Research Article: Enemuo, J. O., & Obidike, N. D. (2013). Assessment of parental involvement in children’s literacy development. Journal of Emerging Trends in Educational Research and Policy Studies, 4(5), 807-814.
Assessment of parental involvement in children’s literacy development
Purpose of the Research
This paper investigates the level of parental involvement in the literacy development of their children in Anambra State. More specifically, the purpose and focus of the study is two faceted. Firstly, the study finds the extent of involvement of male and female parents in their children’s literacy development and then conducts comparative analysis of the level of involvement in the two gender types of parents to investigate if there is any significant difference between the two. Secondly, the extent of involvement among single and two parents is also compared to infer any significant outcomes.
This is a quantitative research because it involves collection of data on a questionnaire with 22 close ended questions and the results are calculated based on the numbers and frequencies of particular responses to the closes ended questions.
“A 22-item instrument entitled “Parental Involvement in Children’s Literacy Development (PICLD) questionnaire was developed by the researchers.” (Page # 809)
Another clue to term this study as quantitative is that statistical tests like mean, standard deviation, and t-test are applied on data to infer about the significance of relationships between variables.
“The data collected were analyzed using mean scores and standard deviation to answer the two research questions while t-test statistics was used to test the two hypotheses at 0.05 level of significance. While the mean ratings of 2.50 and above were accepted as indicative of agreement for research questions, mean ratings below 2.50 indicated disagreement.” (Page # 810)
Table 1 (Page # 810) and Table 2 (Page # 811) show the quantitative analysis done on the data collected.
Dependent and independent variables were not explicitly declared. However, it is easy to derive the variables from the research questions and hypothesis given on Page # 809
Null Hypothesis 1: “There is no significant difference in the mean ratings of male and female parents on the extent of their involvement in the literacy development of their children.”
Null Hypothesis 2: “There is no significant difference in the mean ratings of single parents and two parents on the extent of their involvement in the literacy development of their children.”
- Parental Type (single-parent, two-parents)
- Extent of Parental Involvement
- Literacy Development
Again the research does not explicitly declare the cofounding variables but the parental involvement in itself is defined by several factors (cofounding variables) e.g. Frequency of interaction with teachers, quality of interaction with teachers etc.
This paper uses descriptive survey questionnaire to collect responses from respondents on 22 items related to parental involvement in children literacy development. These 22 questions were designed to know the demographics of respondents and their extent of involvement in their children’s literacy development.
Data from Eight Hundred and Sixty Two (862) parents and teachers was collected. Respondents were selected using multi-stage sampling. The sample included 242 males and 620 female respondents. The sample included 573 two-parents while, 289 single parents.

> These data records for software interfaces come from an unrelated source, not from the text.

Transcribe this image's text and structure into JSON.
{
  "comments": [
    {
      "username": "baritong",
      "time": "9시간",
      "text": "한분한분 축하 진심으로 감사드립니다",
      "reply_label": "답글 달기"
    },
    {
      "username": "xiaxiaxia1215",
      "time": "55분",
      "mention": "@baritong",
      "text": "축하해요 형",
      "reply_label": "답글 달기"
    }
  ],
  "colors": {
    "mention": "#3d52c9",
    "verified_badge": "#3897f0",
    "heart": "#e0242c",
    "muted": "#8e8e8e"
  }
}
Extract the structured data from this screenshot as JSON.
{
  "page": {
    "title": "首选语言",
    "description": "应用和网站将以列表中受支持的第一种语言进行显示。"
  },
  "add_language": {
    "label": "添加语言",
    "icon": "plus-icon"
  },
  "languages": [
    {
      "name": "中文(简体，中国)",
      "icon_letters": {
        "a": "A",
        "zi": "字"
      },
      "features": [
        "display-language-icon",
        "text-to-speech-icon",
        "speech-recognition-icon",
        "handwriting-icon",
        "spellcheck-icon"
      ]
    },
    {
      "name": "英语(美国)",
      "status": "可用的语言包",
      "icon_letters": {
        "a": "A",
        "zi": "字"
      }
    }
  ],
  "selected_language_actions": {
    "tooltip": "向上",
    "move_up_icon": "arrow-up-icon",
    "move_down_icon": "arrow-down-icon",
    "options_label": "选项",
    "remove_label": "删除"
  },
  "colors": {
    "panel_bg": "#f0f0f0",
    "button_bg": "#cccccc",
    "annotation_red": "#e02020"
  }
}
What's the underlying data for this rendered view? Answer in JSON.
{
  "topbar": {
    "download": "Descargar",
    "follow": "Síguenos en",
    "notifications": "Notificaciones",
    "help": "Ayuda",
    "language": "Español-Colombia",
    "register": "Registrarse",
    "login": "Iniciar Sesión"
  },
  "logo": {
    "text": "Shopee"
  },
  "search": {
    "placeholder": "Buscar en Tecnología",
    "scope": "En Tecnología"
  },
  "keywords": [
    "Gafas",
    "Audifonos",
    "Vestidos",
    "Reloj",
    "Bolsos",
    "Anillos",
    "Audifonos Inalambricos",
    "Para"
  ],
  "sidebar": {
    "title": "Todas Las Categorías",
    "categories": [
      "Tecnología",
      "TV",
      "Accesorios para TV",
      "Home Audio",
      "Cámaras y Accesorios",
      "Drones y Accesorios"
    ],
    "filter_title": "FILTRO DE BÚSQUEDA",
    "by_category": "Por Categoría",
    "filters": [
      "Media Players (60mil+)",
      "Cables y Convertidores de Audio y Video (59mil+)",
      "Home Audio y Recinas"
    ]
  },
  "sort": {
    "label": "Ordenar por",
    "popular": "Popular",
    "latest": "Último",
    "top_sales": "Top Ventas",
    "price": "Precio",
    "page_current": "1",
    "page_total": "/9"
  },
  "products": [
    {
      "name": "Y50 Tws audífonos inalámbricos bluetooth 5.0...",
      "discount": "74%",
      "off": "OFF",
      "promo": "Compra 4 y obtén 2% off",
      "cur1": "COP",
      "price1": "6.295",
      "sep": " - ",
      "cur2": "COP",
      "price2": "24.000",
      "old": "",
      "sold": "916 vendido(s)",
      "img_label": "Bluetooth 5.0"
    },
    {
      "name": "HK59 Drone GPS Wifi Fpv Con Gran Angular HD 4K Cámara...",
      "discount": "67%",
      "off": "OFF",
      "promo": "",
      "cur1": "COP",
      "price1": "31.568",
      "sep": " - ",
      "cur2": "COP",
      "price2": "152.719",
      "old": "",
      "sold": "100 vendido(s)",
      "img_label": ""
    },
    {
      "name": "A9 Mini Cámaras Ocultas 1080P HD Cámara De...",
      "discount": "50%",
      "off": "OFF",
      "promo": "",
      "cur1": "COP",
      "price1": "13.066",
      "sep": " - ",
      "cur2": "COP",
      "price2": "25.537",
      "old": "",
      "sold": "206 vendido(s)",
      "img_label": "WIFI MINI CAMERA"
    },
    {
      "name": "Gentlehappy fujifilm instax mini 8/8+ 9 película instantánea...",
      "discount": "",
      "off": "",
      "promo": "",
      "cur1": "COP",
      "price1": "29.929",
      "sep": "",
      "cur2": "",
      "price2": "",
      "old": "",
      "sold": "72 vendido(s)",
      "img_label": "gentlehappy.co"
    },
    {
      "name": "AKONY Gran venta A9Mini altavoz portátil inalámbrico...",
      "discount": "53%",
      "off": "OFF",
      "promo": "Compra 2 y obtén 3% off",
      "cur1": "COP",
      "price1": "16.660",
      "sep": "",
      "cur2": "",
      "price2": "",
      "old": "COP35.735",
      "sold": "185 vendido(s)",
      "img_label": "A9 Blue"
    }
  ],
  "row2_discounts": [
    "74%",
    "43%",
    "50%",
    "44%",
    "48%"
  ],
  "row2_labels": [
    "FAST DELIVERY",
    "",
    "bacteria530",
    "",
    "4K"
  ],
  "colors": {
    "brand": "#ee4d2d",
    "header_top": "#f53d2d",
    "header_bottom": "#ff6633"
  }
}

The research instrument described above was developed by the researchers themselves and tested and modified for reliability through experts. The research instrument was also piloted before actual data collection.
The collected data were analyzed using mean scores and standard deviation to answer the research questions. T-test statistics were used to test the hypothesis at 0.05 level of significance.
Yes, both hypotheses and research questions were stated on (Page # 809) as follows:
- To what extent are male and female parents involved in the literacy development of their children?
- To what extent are single-parents and two-parents involved in the literacy development of their children?
- There is no significant difference in the mean ratings of male and female parents on the extent of their involvement in the literacy development of their children.
- There is no significant difference in the mean ratings of single parents and two-parents on the extent of their involvement in the literacy development of their children.
Results of the Study
- Male parents showed very low level of involvement (M = 1.36, SD = .74) in the literacy development of their children
- Female parents also showed low level of involvement (M = 1.18, SD = .96) in the literacy development of their children.
- There was very low level of involvement of single-parents (M = 1.20, SD = .43)
- Also there was low level of involvement of two-parents (M = 1.15, SD = .31) in the literacy development of their children.
- There was a significant, difference in the mean ratings of male and female parents on the extent of their involvement in the literacy development of their children. The result suggested that the difference between the mean ratings were statistically significant in favour of male parents
- There was no significant difference in the mean ratings of single-parents and two-parents.
- Government, through the relevant agencies should ensure that parenting education programme such as family-centred curriculum and instruction is enshrined in the school programme
- Schools and teachers should provide materials on parenting, conduct parenting classes and furnish parents with the ideas about teaching their children reading and mathematics skills through daily activities at home.
- State to subsidize schools for parental training workshops to enhance the quality of their involvement
- Parents to participate in any parenting education programme organized by their children’s schools to help them learn ways to create supportive learning at homes. Parents to model reading and writing in order to encourage the children read and write at home.
- Parents to provide a variety of reading and writing materials at home to enhance their children’s literacy development.
Limitations of the Study
The major limitations of the study were that, data collection took a lot of time as the researchers waited until the sampled schools scheduled their PTA meetings. Again they had to plead and convince the parents before they could respond to the instrument during PTA meetings.